I am currently addicted to jigsaw puzzles on my computer.
This is what I call my coping hobbies. These are activities that help me relax and keep my anxiety levels low. These are as follows:
I have spent hours playing the piano to work out my frustrations and stress. I start with loud, fast and energetic music and work my way down to softer, relaxed music. I have gained a skill that serves me well and provided enjoyment for myself and others.

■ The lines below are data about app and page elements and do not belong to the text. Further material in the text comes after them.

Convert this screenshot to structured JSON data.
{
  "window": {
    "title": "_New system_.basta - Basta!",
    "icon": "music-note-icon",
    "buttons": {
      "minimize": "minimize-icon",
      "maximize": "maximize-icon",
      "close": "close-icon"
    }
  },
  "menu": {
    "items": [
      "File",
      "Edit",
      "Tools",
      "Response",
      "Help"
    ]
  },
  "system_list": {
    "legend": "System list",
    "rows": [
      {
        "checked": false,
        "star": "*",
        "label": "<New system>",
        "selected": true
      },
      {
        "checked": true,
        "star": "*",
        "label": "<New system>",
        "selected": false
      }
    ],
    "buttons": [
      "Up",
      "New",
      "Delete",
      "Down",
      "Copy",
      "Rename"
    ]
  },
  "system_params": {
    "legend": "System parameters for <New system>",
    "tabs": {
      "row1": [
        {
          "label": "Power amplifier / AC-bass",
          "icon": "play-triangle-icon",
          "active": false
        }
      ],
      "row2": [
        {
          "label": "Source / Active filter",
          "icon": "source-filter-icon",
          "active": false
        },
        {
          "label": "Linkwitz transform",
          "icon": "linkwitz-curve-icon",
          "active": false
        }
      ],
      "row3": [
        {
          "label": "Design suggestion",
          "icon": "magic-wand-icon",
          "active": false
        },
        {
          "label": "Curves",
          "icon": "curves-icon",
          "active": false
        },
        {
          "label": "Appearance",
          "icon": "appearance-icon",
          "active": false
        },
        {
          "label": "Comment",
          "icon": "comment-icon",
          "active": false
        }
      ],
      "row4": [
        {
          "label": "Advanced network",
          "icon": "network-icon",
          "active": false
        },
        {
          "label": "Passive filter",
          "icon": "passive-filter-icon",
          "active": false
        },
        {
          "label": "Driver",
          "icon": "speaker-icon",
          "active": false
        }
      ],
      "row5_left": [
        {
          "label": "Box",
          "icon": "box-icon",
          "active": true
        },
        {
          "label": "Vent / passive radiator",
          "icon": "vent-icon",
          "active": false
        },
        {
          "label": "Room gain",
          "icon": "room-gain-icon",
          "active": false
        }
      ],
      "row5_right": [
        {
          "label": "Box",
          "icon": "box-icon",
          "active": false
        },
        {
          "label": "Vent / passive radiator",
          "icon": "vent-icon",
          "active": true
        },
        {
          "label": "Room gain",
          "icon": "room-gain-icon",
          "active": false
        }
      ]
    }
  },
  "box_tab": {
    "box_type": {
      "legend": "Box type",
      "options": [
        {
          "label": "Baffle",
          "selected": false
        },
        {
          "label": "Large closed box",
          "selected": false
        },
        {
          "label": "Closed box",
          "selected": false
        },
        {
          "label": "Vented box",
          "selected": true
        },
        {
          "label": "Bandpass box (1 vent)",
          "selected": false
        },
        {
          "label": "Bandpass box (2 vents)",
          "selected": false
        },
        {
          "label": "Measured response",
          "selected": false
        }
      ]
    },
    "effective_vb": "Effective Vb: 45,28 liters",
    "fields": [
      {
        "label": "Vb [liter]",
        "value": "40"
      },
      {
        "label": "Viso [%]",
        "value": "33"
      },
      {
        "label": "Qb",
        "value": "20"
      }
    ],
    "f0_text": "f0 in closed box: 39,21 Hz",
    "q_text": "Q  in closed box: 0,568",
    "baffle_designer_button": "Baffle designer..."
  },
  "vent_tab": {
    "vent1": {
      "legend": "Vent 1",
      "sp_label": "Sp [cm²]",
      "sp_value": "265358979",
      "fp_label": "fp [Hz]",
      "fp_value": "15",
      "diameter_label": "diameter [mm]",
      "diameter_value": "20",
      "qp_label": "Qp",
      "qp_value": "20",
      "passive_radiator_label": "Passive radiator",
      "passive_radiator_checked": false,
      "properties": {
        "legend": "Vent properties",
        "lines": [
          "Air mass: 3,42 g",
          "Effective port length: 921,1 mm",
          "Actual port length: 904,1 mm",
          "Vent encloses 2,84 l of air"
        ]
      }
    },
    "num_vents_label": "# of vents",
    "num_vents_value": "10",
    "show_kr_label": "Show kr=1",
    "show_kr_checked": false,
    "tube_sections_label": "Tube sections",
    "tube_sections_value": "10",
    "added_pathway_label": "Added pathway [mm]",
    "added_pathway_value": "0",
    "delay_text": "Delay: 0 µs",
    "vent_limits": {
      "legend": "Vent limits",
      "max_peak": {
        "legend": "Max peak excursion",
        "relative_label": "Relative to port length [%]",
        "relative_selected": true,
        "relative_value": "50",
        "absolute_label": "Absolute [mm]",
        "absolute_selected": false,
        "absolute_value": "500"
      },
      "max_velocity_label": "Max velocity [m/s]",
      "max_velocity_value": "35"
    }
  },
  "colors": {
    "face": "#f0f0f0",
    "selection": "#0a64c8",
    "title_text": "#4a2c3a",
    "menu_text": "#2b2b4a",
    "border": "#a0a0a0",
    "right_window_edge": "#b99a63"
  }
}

This is a portable addiction I refer to as my security blanket. I carry a bag of yarn, hooks and other supplies where ever I go. This allows me to keep my hands busy while leaving my mind free to participate with what is happening around me. I have found that crochet is the best way for me to stay relaxed and pay attention during business meetings, church, social gatherings, etc. I have made and given away countless afghans, baby blankets, booties, hats, sweaters, shawls, doilies, curtains, hot pads and I don’t know what else. With each stitch I untangle my stress and lessen the anxiety I am feeling. At the same time I am creating something useful and beautiful.
This is my most challenging addiction because it will do so many things. I have weaned myself off of the Facebook games only to start a new addiction and return to an old. The old addiction is solitaire. This actually allows me to organize my thoughts and emotions as I organize the cards, but it is still something I am compelled to play. The new addiction is jigsaw puzzles. I have a puzzle program on my computer that allows me to make a puzzle from any picture and adjust the size of the puzzle piece for larger or smaller puzzles. While neither of these are actually “bad” addictions I am playing these rather than going to bed at night. This means that I’m not getting enough rest and that has to change.

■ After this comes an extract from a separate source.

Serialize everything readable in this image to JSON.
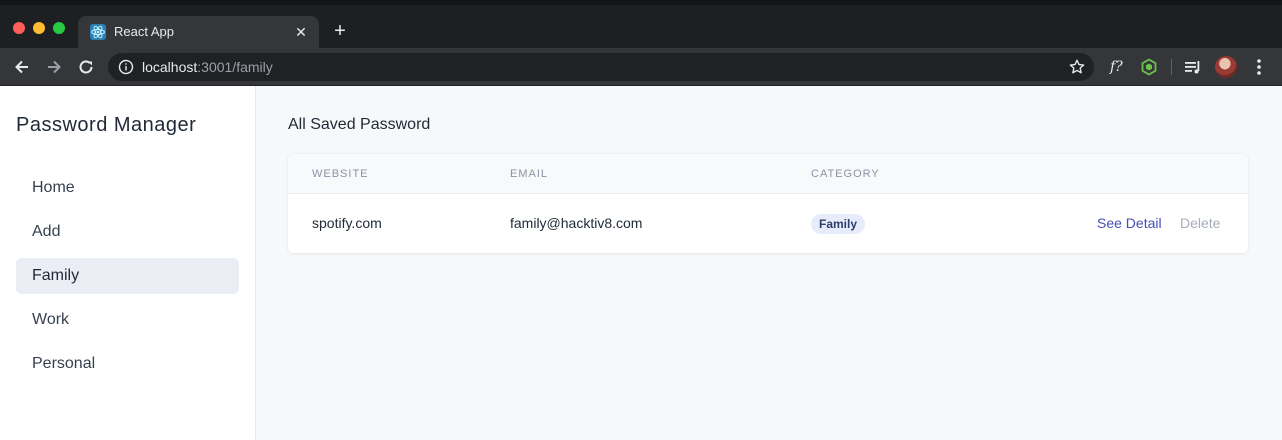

There are addiction support groups everywhere for just about any addiction you can name. I highly recommend creating your own support group or attending one of the other groups. This is one thing that I had an abundance of and it has made a huge difference in my life.
I have a large family (grandparents, parents, 8 siblings, aunts, uncles and innumerable cousins). We are also a close-knit family and have done things together over the years. While we have fought and had hurt feelings like any other family, I have never doubted that when I was in trouble any one (or all) of them would come to my aid. They have proved this over the years in my deepest darkness and most stressful situations.
When I was in an abusive marriage my grandmother and mother started kidnapping me for a girls afternoon out. This weekly outing allowed me to rediscover my worth and extricate myself out of the abuse. These adventures have also become treasured memories of time spent with my grandmother before she passed away.
I have also had people pass through my life at just the right moment. Friends who have come into my life when I thought I was alone. While I may not stay in contact with them because our lives have gone in different paths, I will forever be grateful for their presence in my life.
Author’s Note: While I have been very lucky in the addiction department I know that there are many who have not been. If you are struggling, reach out for help. If no one seems to hear you, keep shouting until someone does. May God bless each of us in our struggles that we will have the energy to join the fight and take back our lives. And may the right people be in the right place and the right time.